Give the number of lines in the entries below that contain "expanded". Write nothing besides it.

--------------------------------------------------

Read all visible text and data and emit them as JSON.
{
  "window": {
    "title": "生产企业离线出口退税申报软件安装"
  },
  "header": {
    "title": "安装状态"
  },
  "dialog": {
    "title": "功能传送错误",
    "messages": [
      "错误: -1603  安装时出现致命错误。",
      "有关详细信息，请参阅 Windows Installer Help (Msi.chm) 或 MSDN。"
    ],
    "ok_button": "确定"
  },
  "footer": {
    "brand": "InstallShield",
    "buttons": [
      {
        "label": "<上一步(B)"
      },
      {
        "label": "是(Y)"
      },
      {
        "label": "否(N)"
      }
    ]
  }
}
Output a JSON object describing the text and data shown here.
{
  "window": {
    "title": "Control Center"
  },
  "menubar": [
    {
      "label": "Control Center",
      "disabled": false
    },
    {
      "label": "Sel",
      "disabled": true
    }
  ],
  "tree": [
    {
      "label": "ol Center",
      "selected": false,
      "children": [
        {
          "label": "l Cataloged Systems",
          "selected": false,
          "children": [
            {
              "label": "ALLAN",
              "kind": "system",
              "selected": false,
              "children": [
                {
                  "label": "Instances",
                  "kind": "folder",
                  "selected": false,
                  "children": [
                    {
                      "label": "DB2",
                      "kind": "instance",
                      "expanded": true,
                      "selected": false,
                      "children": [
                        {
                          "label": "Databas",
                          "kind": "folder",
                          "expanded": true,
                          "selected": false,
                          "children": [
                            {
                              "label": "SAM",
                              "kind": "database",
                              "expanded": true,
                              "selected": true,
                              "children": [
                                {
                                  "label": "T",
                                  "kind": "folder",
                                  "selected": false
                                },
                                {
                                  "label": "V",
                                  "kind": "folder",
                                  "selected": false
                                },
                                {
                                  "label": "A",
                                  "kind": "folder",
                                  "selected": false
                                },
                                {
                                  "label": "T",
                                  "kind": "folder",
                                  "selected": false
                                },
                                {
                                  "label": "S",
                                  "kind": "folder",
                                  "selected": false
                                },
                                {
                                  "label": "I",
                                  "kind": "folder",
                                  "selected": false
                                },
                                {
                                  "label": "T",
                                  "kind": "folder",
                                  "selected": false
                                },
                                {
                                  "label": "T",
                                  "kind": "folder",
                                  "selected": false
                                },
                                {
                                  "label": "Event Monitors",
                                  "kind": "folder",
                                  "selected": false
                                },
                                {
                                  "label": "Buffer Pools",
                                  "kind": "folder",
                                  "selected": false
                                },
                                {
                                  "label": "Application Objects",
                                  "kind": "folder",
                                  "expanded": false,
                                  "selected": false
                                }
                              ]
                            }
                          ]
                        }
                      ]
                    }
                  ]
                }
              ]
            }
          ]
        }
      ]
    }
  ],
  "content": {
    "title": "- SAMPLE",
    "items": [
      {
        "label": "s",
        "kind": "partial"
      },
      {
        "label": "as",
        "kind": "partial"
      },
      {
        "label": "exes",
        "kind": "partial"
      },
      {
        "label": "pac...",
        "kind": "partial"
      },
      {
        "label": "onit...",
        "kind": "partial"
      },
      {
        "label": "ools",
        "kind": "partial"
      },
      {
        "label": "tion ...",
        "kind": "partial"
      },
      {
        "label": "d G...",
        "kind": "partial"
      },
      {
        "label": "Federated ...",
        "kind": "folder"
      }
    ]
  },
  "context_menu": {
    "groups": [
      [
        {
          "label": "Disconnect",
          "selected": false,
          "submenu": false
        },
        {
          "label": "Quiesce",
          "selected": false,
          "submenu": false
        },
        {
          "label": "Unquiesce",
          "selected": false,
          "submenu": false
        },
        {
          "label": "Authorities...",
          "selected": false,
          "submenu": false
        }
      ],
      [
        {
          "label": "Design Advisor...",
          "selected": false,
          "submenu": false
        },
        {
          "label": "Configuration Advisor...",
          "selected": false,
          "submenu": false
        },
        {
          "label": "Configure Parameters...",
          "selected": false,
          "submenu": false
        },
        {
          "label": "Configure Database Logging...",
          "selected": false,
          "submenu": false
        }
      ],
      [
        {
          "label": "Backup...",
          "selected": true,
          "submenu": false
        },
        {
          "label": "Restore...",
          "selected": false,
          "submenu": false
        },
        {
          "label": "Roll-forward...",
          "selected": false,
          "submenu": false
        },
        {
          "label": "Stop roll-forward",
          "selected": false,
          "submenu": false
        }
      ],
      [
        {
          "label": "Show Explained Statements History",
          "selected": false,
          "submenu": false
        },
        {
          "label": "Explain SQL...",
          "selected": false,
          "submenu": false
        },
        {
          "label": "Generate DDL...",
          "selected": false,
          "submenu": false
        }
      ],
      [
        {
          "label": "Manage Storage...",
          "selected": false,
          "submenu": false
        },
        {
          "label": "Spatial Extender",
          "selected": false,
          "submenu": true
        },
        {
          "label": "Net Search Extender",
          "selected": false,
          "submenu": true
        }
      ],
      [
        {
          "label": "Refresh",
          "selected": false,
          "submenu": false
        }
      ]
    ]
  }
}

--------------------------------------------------

#### Answer to this task
4